What is being asked: Every entry below needs to be copied exactly.

Component data from apps and pages

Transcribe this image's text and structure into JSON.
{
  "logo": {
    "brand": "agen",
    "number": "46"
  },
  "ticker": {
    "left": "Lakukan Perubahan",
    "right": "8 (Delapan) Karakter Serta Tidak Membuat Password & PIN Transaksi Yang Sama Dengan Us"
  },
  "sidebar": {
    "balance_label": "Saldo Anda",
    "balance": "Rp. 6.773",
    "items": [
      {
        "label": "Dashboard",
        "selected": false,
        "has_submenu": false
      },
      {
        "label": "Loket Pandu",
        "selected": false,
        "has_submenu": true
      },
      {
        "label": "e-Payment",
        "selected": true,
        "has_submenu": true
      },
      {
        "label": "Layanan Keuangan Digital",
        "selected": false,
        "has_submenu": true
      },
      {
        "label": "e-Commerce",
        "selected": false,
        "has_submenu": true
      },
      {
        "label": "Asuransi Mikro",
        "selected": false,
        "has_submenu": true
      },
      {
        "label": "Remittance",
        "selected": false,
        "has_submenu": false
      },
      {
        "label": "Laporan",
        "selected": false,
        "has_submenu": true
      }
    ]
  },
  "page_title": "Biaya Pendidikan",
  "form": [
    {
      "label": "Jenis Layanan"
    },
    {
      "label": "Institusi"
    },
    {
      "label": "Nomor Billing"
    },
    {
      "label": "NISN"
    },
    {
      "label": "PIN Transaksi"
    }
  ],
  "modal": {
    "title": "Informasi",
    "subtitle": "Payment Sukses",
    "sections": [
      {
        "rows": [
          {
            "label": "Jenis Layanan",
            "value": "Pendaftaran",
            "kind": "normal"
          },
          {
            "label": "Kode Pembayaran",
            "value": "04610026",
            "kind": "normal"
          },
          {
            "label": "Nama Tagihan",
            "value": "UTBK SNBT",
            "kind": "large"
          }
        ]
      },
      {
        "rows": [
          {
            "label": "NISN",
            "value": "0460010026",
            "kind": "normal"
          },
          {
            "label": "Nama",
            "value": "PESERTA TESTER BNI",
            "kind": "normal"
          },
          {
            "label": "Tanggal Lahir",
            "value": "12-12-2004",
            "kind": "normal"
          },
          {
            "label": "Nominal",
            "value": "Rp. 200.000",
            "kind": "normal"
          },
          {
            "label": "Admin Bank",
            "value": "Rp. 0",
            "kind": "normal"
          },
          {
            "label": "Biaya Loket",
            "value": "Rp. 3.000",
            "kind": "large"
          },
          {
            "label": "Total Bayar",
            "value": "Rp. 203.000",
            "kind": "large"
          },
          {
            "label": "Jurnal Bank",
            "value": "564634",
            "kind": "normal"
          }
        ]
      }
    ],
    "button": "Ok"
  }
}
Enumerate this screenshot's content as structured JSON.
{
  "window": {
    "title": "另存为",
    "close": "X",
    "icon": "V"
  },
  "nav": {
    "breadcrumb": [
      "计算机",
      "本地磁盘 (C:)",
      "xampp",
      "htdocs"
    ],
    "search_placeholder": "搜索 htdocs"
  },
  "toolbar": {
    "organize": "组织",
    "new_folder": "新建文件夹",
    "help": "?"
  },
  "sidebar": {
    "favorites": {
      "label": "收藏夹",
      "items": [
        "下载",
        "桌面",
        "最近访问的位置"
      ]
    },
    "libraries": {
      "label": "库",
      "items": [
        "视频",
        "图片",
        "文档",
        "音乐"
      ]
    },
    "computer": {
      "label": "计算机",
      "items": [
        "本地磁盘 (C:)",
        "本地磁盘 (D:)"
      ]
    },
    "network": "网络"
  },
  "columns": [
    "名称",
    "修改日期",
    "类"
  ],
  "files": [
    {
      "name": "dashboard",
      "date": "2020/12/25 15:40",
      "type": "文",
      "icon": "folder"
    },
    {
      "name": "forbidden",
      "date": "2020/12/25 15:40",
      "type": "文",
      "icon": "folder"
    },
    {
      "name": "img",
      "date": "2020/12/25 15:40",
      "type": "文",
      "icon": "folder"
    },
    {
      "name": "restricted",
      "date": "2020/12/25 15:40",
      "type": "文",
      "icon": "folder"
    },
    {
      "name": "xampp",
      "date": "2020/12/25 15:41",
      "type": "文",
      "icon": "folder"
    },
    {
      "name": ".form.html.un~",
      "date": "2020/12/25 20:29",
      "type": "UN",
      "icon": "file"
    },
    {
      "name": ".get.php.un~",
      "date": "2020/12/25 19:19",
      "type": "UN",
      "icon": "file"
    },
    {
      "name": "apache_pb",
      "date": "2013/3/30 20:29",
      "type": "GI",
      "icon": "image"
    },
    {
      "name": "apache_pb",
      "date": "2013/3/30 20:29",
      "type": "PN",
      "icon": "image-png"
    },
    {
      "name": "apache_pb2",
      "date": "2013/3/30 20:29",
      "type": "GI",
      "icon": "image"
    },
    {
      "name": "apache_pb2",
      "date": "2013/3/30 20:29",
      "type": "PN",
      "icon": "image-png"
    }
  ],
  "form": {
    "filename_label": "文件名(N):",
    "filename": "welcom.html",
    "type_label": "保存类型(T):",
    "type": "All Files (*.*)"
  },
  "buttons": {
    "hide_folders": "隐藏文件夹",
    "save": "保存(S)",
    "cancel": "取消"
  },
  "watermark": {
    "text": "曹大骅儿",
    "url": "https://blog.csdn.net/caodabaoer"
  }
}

Solution to the problem:
Transcribe this image's text and structure into JSON.
{
  "logo": {
    "brand": "agen",
    "number": "46"
  },
  "ticker": {
    "left": "Lakukan Perubahan",
    "right": "8 (Delapan) Karakter Serta Tidak Membuat Password & PIN Transaksi Yang Sama Dengan Us"
  },
  "sidebar": {
    "balance_label": "Saldo Anda",
    "balance": "Rp. 6.773",
    "items": [
      {
        "label": "Dashboard",
        "selected": false,
        "has_submenu": false
      },
      {
        "label": "Loket Pandu",
        "selected": false,
        "has_submenu": true
      },
      {
        "label": "e-Payment",
        "selected": true,
        "has_submenu": true
      },
      {
        "label": "Layanan Keuangan Digital",
        "selected": false,
        "has_submenu": true
      },
      {
        "label": "e-Commerce",
        "selected": false,
        "has_submenu": true
      },
      {
        "label": "Asuransi Mikro",
        "selected": false,
        "has_submenu": true
      },
      {
        "label": "Remittance",
        "selected": false,
        "has_submenu": false
      },
      {
        "label": "Laporan",
        "selected": false,
        "has_submenu": true
      }
    ]
  },
  "page_title": "Biaya Pendidikan",
  "form": [
    {
      "label": "Jenis Layanan"
    },
    {
      "label": "Institusi"
    },
    {
      "label": "Nomor Billing"
    },
    {
      "label": "NISN"
    },
    {
      "label": "PIN Transaksi"
    }
  ],
  "modal": {
    "title": "Informasi",
    "subtitle": "Payment Sukses",
    "sections": [
      {
        "rows": [
          {
            "label": "Jenis Layanan",
            "value": "Pendaftaran",
            "kind": "normal"
          },
          {
            "label": "Kode Pembayaran",
            "value": "04610026",
            "kind": "normal"
          },
          {
            "label": "Nama Tagihan",
            "value": "UTBK SNBT",
            "kind": "large"
          }
        ]
      },
      {
        "rows": [
          {
            "label": "NISN",
            "value": "0460010026",
            "kind": "normal"
          },
          {
            "label": "Nama",
            "value": "PESERTA TESTER BNI",
            "kind": "normal"
          },
          {
            "label": "Tanggal Lahir",
            "value": "12-12-2004",
            "kind": "normal"
          },
          {
            "label": "Nominal",
            "value": "Rp. 200.000",
            "kind": "normal"
          },
          {
            "label": "Admin Bank",
            "value": "Rp. 0",
            "kind": "normal"
          },
          {
            "label": "Biaya Loket",
            "value": "Rp. 3.000",
            "kind": "large"
          },
          {
            "label": "Total Bayar",
            "value": "Rp. 203.000",
            "kind": "large"
          },
          {
            "label": "Jurnal Bank",
            "value": "564634",
            "kind": "normal"
          }
        ]
      }
    ],
    "button": "Ok"
  }
}
Enumerate this screenshot's content as structured JSON.
{
  "window": {
    "title": "另存为",
    "close": "X",
    "icon": "V"
  },
  "nav": {
    "breadcrumb": [
      "计算机",
      "本地磁盘 (C:)",
      "xampp",
      "htdocs"
    ],
    "search_placeholder": "搜索 htdocs"
  },
  "toolbar": {
    "organize": "组织",
    "new_folder": "新建文件夹",
    "help": "?"
  },
  "sidebar": {
    "favorites": {
      "label": "收藏夹",
      "items": [
        "下载",
        "桌面",
        "最近访问的位置"
      ]
    },
    "libraries": {
      "label": "库",
      "items": [
        "视频",
        "图片",
        "文档",
        "音乐"
      ]
    },
    "computer": {
      "label": "计算机",
      "items": [
        "本地磁盘 (C:)",
        "本地磁盘 (D:)"
      ]
    },
    "network": "网络"
  },
  "columns": [
    "名称",
    "修改日期",
    "类"
  ],
  "files": [
    {
      "name": "dashboard",
      "date": "2020/12/25 15:40",
      "type": "文",
      "icon": "folder"
    },
    {
      "name": "forbidden",
      "date": "2020/12/25 15:40",
      "type": "文",
      "icon": "folder"
    },
    {
      "name": "img",
      "date": "2020/12/25 15:40",
      "type": "文",
      "icon": "folder"
    },
    {
      "name": "restricted",
      "date": "2020/12/25 15:40",
      "type": "文",
      "icon": "folder"
    },
    {
      "name": "xampp",
      "date": "2020/12/25 15:41",
      "type": "文",
      "icon": "folder"
    },
    {
      "name": ".form.html.un~",
      "date": "2020/12/25 20:29",
      "type": "UN",
      "icon": "file"
    },
    {
      "name": ".get.php.un~",
      "date": "2020/12/25 19:19",
      "type": "UN",
      "icon": "file"
    },
    {
      "name": "apache_pb",
      "date": "2013/3/30 20:29",
      "type": "GI",
      "icon": "image"
    },
    {
      "name": "apache_pb",
      "date": "2013/3/30 20:29",
      "type": "PN",
      "icon": "image-png"
    },
    {
      "name": "apache_pb2",
      "date": "2013/3/30 20:29",
      "type": "GI",
      "icon": "image"
    },
    {
      "name": "apache_pb2",
      "date": "2013/3/30 20:29",
      "type": "PN",
      "icon": "image-png"
    }
  ],
  "form": {
    "filename_label": "文件名(N):",
    "filename": "welcom.html",
    "type_label": "保存类型(T):",
    "type": "All Files (*.*)"
  },
  "buttons": {
    "hide_folders": "隐藏文件夹",
    "save": "保存(S)",
    "cancel": "取消"
  },
  "watermark": {
    "text": "曹大骅儿",
    "url": "https://blog.csdn.net/caodabaoer"
  }
}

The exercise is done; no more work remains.